- Crohn's and Colitis Foundation of America
- The Food Protein-Induced Enterocolitis Syndrome (FPIES) Foundation
- The International Gastrointestinal Eosinophil Researchers (TIGER)
- North American Society for Pediatric Gastroenterology, Hepatology and Nutrition (NASPGHAN)
A to Z Symptoms: Diarrhea
A to Z Symptom: Diarrhea
More to Know
Diarrhea is loose, watery, or more frequent stools (poop). Although it can be upsetting, diarrhea is rarely dangerous and usually goes away in a few days.
Diarrhea can be a symptom of many conditions, including common infections due to viruses (like viral gastroenteritis, or "stomach flu"), bacteria, or parasites. It's often accompanied by cramping belly pain — and, sometimes, nausea, vomiting, fever, loss of appetite, and weight loss.

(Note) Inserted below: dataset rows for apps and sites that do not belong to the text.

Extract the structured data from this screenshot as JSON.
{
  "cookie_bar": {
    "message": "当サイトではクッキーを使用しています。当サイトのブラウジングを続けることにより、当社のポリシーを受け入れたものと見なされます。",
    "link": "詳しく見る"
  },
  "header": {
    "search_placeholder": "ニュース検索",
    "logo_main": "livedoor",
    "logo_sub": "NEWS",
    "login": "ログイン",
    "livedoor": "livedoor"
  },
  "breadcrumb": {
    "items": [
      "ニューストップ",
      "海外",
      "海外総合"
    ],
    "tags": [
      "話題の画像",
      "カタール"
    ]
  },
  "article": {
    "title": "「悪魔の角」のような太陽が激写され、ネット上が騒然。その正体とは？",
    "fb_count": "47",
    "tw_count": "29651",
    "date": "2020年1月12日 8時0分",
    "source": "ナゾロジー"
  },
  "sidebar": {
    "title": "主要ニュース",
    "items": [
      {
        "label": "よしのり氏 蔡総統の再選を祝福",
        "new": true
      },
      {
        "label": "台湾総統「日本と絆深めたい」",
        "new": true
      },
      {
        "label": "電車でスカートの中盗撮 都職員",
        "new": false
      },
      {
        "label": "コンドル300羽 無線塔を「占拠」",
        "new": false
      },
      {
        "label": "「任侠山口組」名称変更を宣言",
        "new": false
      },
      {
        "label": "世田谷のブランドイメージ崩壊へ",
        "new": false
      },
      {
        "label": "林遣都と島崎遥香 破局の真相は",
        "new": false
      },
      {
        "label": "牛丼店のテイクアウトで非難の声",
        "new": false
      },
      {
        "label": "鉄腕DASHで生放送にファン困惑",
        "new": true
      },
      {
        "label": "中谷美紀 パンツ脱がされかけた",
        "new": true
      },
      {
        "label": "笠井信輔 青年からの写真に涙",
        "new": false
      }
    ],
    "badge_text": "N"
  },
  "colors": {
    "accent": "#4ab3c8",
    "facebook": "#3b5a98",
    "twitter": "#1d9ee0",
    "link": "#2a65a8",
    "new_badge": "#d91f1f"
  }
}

Most cases of diarrhea go away in a few days with care at home, rest, and plenty of fluids. In some cases, particularly in infants, diarrhea can lead to dehydration that requires treatment with IV fluids and sometimes hospitalization. Diarrhea, especially if it lasts more than 2 weeks or keeps happening, also can be a symptom of an underlying medical problem that needs further evaluation.
Keep in Mind
The most common infectious causes of diarrhea are highly contagious and easily transmitted through dirty hands, contaminated food or water, and contact with dirty diapers or the toilet.
Washing hands well and often is the best way to help prevent spreading infection. Everyone in your family should wash their hands after using the bathroom and before eating.
All A to Z dictionary entries are regularly reviewed by KidsHealth medical experts.
Date reviewed: August 11, 2016